Sheepdog Church Security Online Training

Now Sheepdog Church Security has online courses for church safety and security ministries, beginning April 6, 2018 (the Friday after Easter).

The first course to be available is "Church Safety and Security Volunteer Academy"[4]. It will be followed by "Dealing with Disruptive Persons using Verbal De-escalation." Other courses will be released every two or three weeks until they are all online.

Why the "Church Safety and Security Volunteer Academy"?

This, the first course, is the basic one for establishing a Church Safety/Security Ministry and training the volunteers. Clicking on the link takes you to a page introducing the course. This is what Sheepdog Church Security says about safety & security ministries:

Safety has become one of the most paramount concerns for churches across the United States. In truth, churches have been targets for violence and threats as long as they have existed, but the trend is increasing.

Couple that with the potential for damage or loss of life due to natural disasters, through fire, or even at the hands of church members themselves, and you begin to see the need to have a Church Safety Team.

This is a group of individuals dedicated to safeguarding not just the physical building and grounds, but the individuals that actually make up the church.

This same course is also used as the basic annual refresher course for all members of the ministry - Safety Committee, Safety Director, and Safety Team - as well as the first course for new members. On the introductory page are two links taking the user to a form for enrolling in the course.

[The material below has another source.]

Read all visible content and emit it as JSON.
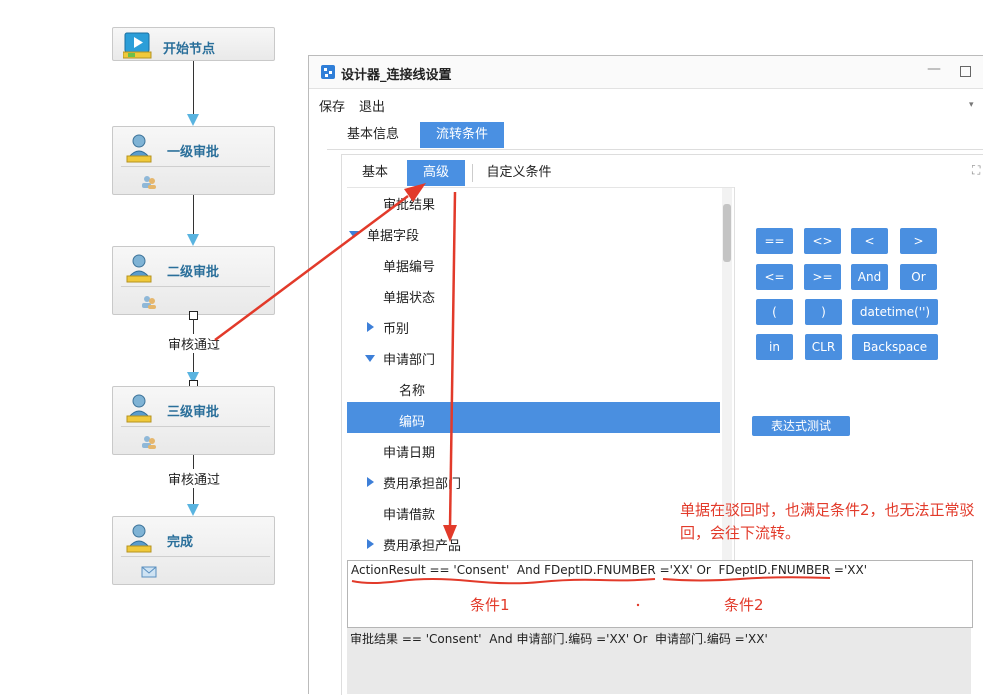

The first course - "Church Safety and Security Volunteer Academy" - is available here: